• EXERCISE INSTRUCTIONS: Reproduce the records below exactly as they appear, omitting any pictures they contain.

--- START ---

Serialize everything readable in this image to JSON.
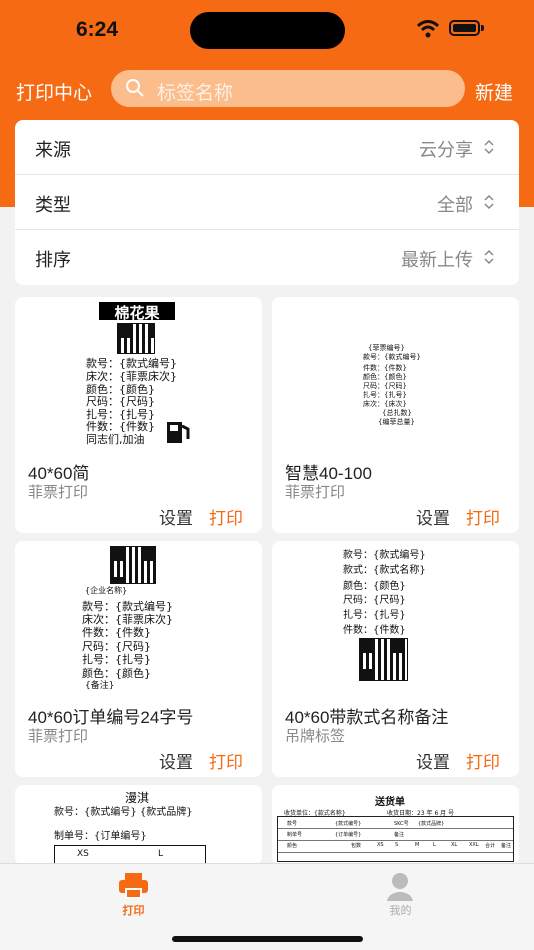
{
  "status": {
    "time": "6:24",
    "wifi_icon": "wifi-icon",
    "battery_icon": "battery-icon"
  },
  "header": {
    "title": "打印中心",
    "search_placeholder": "标签名称",
    "new_label": "新建",
    "accent": "#f56a12"
  },
  "filters": [
    {
      "label": "来源",
      "value": "云分享"
    },
    {
      "label": "类型",
      "value": "全部"
    },
    {
      "label": "排序",
      "value": "最新上传"
    }
  ],
  "actions": {
    "settings": "设置",
    "print": "打印"
  },
  "templates": [
    {
      "name": "40*60简",
      "type": "菲票打印",
      "preview": {
        "title": "棉花果",
        "lines": [
          "款号：{款式编号}",
          "床次：{菲票床次}",
          "颜色：{颜色}",
          "尺码：{尺码}",
          "扎号：{扎号}",
          "件数：{件数}",
          "同志们,加油"
        ]
      }
    },
    {
      "name": "智慧40-100",
      "type": "菲票打印",
      "preview": {
        "lines": [
          "{菲票编号}",
          "款号：{款式编号}",
          "件数：{件数}",
          "颜色：{颜色}",
          "尺码：{尺码}",
          "扎号：{扎号}",
          "床次：{床次}",
          "{总扎数}",
          "{编菲总量}"
        ]
      }
    },
    {
      "name": "40*60订单编号24字号",
      "type": "菲票打印",
      "preview": {
        "lines": [
          "{企业名称}",
          "款号：{款式编号}",
          "床次：{菲票床次}",
          "件数：{件数}",
          "尺码：{尺码}",
          "扎号：{扎号}",
          "颜色：{颜色}",
          "{备注}"
        ]
      }
    },
    {
      "name": "40*60带款式名称备注",
      "type": "吊牌标签",
      "preview": {
        "lines": [
          "款号：{款式编号}",
          "款式：{款式名称}",
          "颜色：{颜色}",
          "尺码：{尺码}",
          "扎号：{扎号}",
          "件数：{件数}"
        ]
      }
    },
    {
      "preview": {
        "title": "漫淇",
        "lines": [
          "款号：{款式编号}  {款式品牌}",
          "制单号：{订单编号}",
          "XS",
          "L"
        ]
      }
    },
    {
      "preview": {
        "title": "送货单",
        "lines": [
          "收货单位：{款式名称}",
          "收货日期：23 年 6 月 号",
          "款号",
          "{款式编号}",
          "SKC号",
          "{款式品牌}",
          "制单号",
          "{订单编号}",
          "备注",
          "颜色",
          "包数",
          "XS",
          "S",
          "M",
          "L",
          "XL",
          "XXL",
          "合计",
          "备注"
        ]
      }
    }
  ],
  "tabs": [
    {
      "label": "打印",
      "icon": "printer-icon"
    },
    {
      "label": "我的",
      "icon": "user-icon"
    }
  ]
}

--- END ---

• REPLY:
Serialize everything readable in this image to JSON.
{
  "status": {
    "time": "6:24",
    "wifi_icon": "wifi-icon",
    "battery_icon": "battery-icon"
  },
  "header": {
    "title": "打印中心",
    "search_placeholder": "标签名称",
    "new_label": "新建",
    "accent": "#f56a12"
  },
  "filters": [
    {
      "label": "来源",
      "value": "云分享"
    },
    {
      "label": "类型",
      "value": "全部"
    },
    {
      "label": "排序",
      "value": "最新上传"
    }
  ],
  "actions": {
    "settings": "设置",
    "print": "打印"
  },
  "templates": [
    {
      "name": "40*60简",
      "type": "菲票打印",
      "preview": {
        "title": "棉花果",
        "lines": [
          "款号：{款式编号}",
          "床次：{菲票床次}",
          "颜色：{颜色}",
          "尺码：{尺码}",
          "扎号：{扎号}",
          "件数：{件数}",
          "同志们,加油"
        ]
      }
    },
    {
      "name": "智慧40-100",
      "type": "菲票打印",
      "preview": {
        "lines": [
          "{菲票编号}",
          "款号：{款式编号}",
          "件数：{件数}",
          "颜色：{颜色}",
          "尺码：{尺码}",
          "扎号：{扎号}",
          "床次：{床次}",
          "{总扎数}",
          "{编菲总量}"
        ]
      }
    },
    {
      "name": "40*60订单编号24字号",
      "type": "菲票打印",
      "preview": {
        "lines": [
          "{企业名称}",
          "款号：{款式编号}",
          "床次：{菲票床次}",
          "件数：{件数}",
          "尺码：{尺码}",
          "扎号：{扎号}",
          "颜色：{颜色}",
          "{备注}"
        ]
      }
    },
    {
      "name": "40*60带款式名称备注",
      "type": "吊牌标签",
      "preview": {
        "lines": [
          "款号：{款式编号}",
          "款式：{款式名称}",
          "颜色：{颜色}",
          "尺码：{尺码}",
          "扎号：{扎号}",
          "件数：{件数}"
        ]
      }
    },
    {
      "preview": {
        "title": "漫淇",
        "lines": [
          "款号：{款式编号}  {款式品牌}",
          "制单号：{订单编号}",
          "XS",
          "L"
        ]
      }
    },
    {
      "preview": {
        "title": "送货单",
        "lines": [
          "收货单位：{款式名称}",
          "收货日期：23 年 6 月 号",
          "款号",
          "{款式编号}",
          "SKC号",
          "{款式品牌}",
          "制单号",
          "{订单编号}",
          "备注",
          "颜色",
          "包数",
          "XS",
          "S",
          "M",
          "L",
          "XL",
          "XXL",
          "合计",
          "备注"
        ]
      }
    }
  ],
  "tabs": [
    {
      "label": "打印",
      "icon": "printer-icon"
    },
    {
      "label": "我的",
      "icon": "user-icon"
    }
  ]
}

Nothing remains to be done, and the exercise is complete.